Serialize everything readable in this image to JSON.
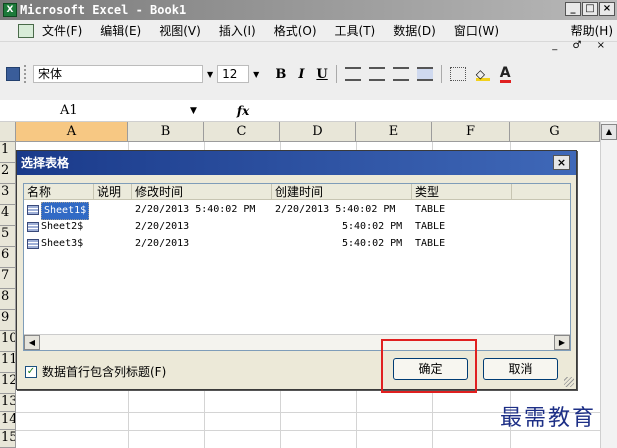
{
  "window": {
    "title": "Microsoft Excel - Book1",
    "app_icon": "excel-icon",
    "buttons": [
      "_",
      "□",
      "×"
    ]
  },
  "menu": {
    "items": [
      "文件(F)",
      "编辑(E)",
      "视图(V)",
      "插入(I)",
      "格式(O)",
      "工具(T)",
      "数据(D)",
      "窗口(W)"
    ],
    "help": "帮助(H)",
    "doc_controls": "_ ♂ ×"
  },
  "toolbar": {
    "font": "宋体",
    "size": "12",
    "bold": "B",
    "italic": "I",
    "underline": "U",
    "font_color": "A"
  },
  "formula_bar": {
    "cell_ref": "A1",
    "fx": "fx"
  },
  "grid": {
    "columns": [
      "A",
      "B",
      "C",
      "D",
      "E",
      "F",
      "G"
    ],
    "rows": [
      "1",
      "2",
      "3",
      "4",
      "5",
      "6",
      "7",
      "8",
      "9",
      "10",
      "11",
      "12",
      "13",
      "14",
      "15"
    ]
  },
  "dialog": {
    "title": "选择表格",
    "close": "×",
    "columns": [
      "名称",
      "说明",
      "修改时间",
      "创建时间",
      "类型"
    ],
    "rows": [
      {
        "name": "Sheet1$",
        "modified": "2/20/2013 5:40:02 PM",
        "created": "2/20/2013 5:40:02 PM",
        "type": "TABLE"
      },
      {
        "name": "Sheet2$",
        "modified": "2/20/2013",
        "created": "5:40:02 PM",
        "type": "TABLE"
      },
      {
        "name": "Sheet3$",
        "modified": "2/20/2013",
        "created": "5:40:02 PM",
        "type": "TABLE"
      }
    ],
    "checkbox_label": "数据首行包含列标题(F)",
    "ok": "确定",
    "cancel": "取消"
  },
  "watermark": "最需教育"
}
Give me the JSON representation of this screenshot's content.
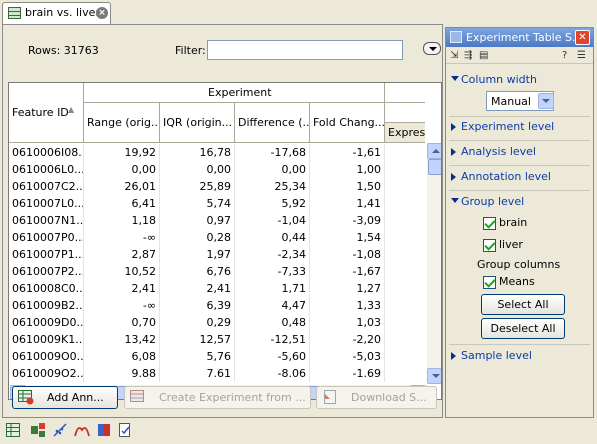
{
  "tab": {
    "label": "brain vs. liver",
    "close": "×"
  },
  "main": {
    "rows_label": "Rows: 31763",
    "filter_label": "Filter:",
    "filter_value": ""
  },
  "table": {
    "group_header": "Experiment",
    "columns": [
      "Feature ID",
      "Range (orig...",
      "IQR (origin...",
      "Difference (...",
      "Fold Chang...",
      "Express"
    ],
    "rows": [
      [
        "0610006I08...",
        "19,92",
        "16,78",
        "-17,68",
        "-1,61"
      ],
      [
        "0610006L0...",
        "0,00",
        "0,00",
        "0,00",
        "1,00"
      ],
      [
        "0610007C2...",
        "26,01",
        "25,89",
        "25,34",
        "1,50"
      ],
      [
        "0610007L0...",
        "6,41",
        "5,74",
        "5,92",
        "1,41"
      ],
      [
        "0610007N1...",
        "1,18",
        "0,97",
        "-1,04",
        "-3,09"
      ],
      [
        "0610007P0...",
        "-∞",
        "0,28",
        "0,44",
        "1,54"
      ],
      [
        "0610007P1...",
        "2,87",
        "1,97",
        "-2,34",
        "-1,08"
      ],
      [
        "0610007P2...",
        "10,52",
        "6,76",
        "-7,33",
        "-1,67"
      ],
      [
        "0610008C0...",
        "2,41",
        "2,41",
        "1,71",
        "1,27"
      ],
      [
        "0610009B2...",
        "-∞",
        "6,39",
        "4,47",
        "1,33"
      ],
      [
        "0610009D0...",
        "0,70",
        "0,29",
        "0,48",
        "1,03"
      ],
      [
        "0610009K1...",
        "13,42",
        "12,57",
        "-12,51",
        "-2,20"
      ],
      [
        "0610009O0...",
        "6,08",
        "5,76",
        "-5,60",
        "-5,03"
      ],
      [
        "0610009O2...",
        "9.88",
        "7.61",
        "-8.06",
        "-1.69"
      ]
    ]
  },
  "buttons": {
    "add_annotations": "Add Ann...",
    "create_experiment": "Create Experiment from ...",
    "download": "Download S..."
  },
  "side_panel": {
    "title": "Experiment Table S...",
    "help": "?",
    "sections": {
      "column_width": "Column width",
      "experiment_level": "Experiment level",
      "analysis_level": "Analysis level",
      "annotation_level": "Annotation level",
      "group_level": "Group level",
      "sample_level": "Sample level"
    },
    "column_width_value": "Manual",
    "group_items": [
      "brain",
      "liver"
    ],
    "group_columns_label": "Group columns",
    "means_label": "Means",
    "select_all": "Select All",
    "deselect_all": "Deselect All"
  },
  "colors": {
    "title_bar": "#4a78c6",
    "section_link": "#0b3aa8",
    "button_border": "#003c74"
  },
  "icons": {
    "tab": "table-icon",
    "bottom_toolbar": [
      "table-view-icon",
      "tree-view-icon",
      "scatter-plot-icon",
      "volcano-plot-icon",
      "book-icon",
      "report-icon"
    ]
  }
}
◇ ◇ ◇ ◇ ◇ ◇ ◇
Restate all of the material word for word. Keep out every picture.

Serialize everything readable in this image to JSON.
{
  "window": {
    "title": "Microsoft Excel - Book1",
    "app_icon": "excel-icon",
    "buttons": [
      "_",
      "□",
      "×"
    ]
  },
  "menu": {
    "items": [
      "文件(F)",
      "编辑(E)",
      "视图(V)",
      "插入(I)",
      "格式(O)",
      "工具(T)",
      "数据(D)",
      "窗口(W)"
    ],
    "help": "帮助(H)",
    "doc_controls": "_ ♂ ×"
  },
  "toolbar": {
    "font": "宋体",
    "size": "12",
    "bold": "B",
    "italic": "I",
    "underline": "U",
    "font_color": "A"
  },
  "formula_bar": {
    "cell_ref": "A1",
    "fx": "fx"
  },
  "grid": {
    "columns": [
      "A",
      "B",
      "C",
      "D",
      "E",
      "F",
      "G"
    ],
    "rows": [
      "1",
      "2",
      "3",
      "4",
      "5",
      "6",
      "7",
      "8",
      "9",
      "10",
      "11",
      "12",
      "13",
      "14",
      "15"
    ]
  },
  "dialog": {
    "title": "选择表格",
    "close": "×",
    "columns": [
      "名称",
      "说明",
      "修改时间",
      "创建时间",
      "类型"
    ],
    "rows": [
      {
        "name": "Sheet1$",
        "modified": "2/20/2013 5:40:02 PM",
        "created": "2/20/2013 5:40:02 PM",
        "type": "TABLE"
      },
      {
        "name": "Sheet2$",
        "modified": "2/20/2013",
        "created": "5:40:02 PM",
        "type": "TABLE"
      },
      {
        "name": "Sheet3$",
        "modified": "2/20/2013",
        "created": "5:40:02 PM",
        "type": "TABLE"
      }
    ],
    "checkbox_label": "数据首行包含列标题(F)",
    "ok": "确定",
    "cancel": "取消"
  },
  "watermark": "最需教育"
}
Give me the JSON representation of this screenshot's content.
{
  "tab": {
    "label": "brain vs. liver",
    "close": "×"
  },
  "main": {
    "rows_label": "Rows: 31763",
    "filter_label": "Filter:",
    "filter_value": ""
  },
  "table": {
    "group_header": "Experiment",
    "columns": [
      "Feature ID",
      "Range (orig...",
      "IQR (origin...",
      "Difference (...",
      "Fold Chang...",
      "Express"
    ],
    "rows": [
      [
        "0610006I08...",
        "19,92",
        "16,78",
        "-17,68",
        "-1,61"
      ],
      [
        "0610006L0...",
        "0,00",
        "0,00",
        "0,00",
        "1,00"
      ],
      [
        "0610007C2...",
        "26,01",
        "25,89",
        "25,34",
        "1,50"
      ],
      [
        "0610007L0...",
        "6,41",
        "5,74",
        "5,92",
        "1,41"
      ],
      [
        "0610007N1...",
        "1,18",
        "0,97",
        "-1,04",
        "-3,09"
      ],
      [
        "0610007P0...",
        "-∞",
        "0,28",
        "0,44",
        "1,54"
      ],
      [
        "0610007P1...",
        "2,87",
        "1,97",
        "-2,34",
        "-1,08"
      ],
      [
        "0610007P2...",
        "10,52",
        "6,76",
        "-7,33",
        "-1,67"
      ],
      [
        "0610008C0...",
        "2,41",
        "2,41",
        "1,71",
        "1,27"
      ],
      [
        "0610009B2...",
        "-∞",
        "6,39",
        "4,47",
        "1,33"
      ],
      [
        "0610009D0...",
        "0,70",
        "0,29",
        "0,48",
        "1,03"
      ],
      [
        "0610009K1...",
        "13,42",
        "12,57",
        "-12,51",
        "-2,20"
      ],
      [
        "0610009O0...",
        "6,08",
        "5,76",
        "-5,60",
        "-5,03"
      ],
      [
        "0610009O2...",
        "9.88",
        "7.61",
        "-8.06",
        "-1.69"
      ]
    ]
  },
  "buttons": {
    "add_annotations": "Add Ann...",
    "create_experiment": "Create Experiment from ...",
    "download": "Download S..."
  },
  "side_panel": {
    "title": "Experiment Table S...",
    "help": "?",
    "sections": {
      "column_width": "Column width",
      "experiment_level": "Experiment level",
      "analysis_level": "Analysis level",
      "annotation_level": "Annotation level",
      "group_level": "Group level",
      "sample_level": "Sample level"
    },
    "column_width_value": "Manual",
    "group_items": [
      "brain",
      "liver"
    ],
    "group_columns_label": "Group columns",
    "means_label": "Means",
    "select_all": "Select All",
    "deselect_all": "Deselect All"
  },
  "colors": {
    "title_bar": "#4a78c6",
    "section_link": "#0b3aa8",
    "button_border": "#003c74"
  },
  "icons": {
    "tab": "table-icon",
    "bottom_toolbar": [
      "table-view-icon",
      "tree-view-icon",
      "scatter-plot-icon",
      "volcano-plot-icon",
      "book-icon",
      "report-icon"
    ]
  }
}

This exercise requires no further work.